The unraveling of the case leads K to Deckard, the former blade runner portrayed by Harrison Ford in the first film, and who reprises his role here. K and Deckard’s stories between the two films are very similar—both are forced to do things as blade runners that make them question their humanity—providing them with an instant bond. I don’t want to give too much away, but K finds Deckard hiding out in Vegas, and their initial encounter—a fist fight in a theater as a faulty hologram of Elvis performs in the background—is one of the film’s most memorable scenes. Ford doesn’t appear until around the last hour of the film (and remember, this is an almost three-hour movie), but he makes the biggest impact. It isn’t just because we are seeing Ford reprise one of his most famous roles from over thirty years ago (I feel like I’ve said that before) but because he brings a new dimension to the character that becomes the heart of the movie.

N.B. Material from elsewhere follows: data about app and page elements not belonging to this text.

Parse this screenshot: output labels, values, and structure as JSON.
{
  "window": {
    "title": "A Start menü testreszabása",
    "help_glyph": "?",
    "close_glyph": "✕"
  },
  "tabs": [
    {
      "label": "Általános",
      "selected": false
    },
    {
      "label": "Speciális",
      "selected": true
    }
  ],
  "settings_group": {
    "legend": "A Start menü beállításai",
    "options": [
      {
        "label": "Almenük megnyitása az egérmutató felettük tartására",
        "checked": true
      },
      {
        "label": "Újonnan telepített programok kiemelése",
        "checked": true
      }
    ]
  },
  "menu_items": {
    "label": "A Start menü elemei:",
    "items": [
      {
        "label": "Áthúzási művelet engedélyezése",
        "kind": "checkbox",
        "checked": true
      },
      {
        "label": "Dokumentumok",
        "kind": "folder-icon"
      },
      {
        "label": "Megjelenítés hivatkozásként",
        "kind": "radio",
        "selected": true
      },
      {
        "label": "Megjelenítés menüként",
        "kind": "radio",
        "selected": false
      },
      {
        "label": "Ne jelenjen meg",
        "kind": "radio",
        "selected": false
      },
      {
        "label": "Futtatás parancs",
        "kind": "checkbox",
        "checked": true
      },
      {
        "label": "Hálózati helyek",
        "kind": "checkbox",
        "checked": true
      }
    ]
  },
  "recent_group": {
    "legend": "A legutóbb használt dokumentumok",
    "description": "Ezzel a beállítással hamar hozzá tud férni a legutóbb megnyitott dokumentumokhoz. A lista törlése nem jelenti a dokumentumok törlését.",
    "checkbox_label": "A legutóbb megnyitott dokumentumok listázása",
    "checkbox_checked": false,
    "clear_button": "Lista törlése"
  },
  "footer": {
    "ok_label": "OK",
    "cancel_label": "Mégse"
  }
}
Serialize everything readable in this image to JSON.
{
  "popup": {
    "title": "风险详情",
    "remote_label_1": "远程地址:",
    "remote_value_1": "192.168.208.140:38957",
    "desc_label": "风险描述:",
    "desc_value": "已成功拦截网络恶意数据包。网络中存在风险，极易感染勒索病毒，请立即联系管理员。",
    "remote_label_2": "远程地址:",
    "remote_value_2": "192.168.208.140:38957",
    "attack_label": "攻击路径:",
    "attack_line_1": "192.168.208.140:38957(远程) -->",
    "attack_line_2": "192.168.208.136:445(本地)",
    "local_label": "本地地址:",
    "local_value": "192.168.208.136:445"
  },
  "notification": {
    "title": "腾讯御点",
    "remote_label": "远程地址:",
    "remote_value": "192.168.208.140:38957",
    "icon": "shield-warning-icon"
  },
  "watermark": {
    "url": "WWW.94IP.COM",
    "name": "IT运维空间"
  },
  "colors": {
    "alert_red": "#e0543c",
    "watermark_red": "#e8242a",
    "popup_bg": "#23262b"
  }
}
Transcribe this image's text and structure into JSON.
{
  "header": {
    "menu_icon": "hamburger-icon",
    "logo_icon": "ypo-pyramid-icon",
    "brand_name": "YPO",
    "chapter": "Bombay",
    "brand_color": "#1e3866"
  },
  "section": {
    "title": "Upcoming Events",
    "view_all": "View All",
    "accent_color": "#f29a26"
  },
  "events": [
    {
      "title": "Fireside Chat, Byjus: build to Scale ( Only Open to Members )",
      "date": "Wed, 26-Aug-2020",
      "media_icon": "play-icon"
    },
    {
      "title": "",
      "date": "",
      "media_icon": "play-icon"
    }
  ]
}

The running time of this movie clocks in at right around two hours and forty-five minutes. It’s long, and often times it feels long. Director Denis Villeneuve takes his time to gradually build this story, and while it pays off in the end, there are some scenes that drag. And just as events escalate toward the end of the film, it’s over, leaving a few loose ends and the possible of a another sequel. Villeneuve also helmed the fantastic 2016 sci-fi film “Arrival,” praised for being an intellectual science fiction film that challenged the viewer. The same thing can be said about “Blade Runner: 2049,” and even Scott’s original film. While peppered with some action here and there, “Blade Runner” is not so much entertainment as it is a gorgeous puzzle for the audience to unravel and find meaning in. It’s one of the most profound sci-fi movies in recent years, which makes it great filmmaking but also difficult to love on a personal level (I felt the same way about “Arrival”—you can read my review for that film here). Regardless, this is the rare sequel that builds on its predecessor in a way that makes it feel like its own film as well as an extension of the original. At the end of the first “Blade Runner” (and we’ll reference the 2007 final cut here, as that is supposedly the version that this film follows) Deckard was a man on the run. Thirty years later, he still is, living in hiding, alone. The prospect of finally being free to be with people he loves, to go where he wants to go, is overwhelming. Ford proves once again what a fine actor he truly is; as with Gosling’s performance, he often never has to say a word. If the first film ended with Deckard facing an uncertain future, this one ends with him finally finding closure.
Runtime: 163 minutes. Rated R.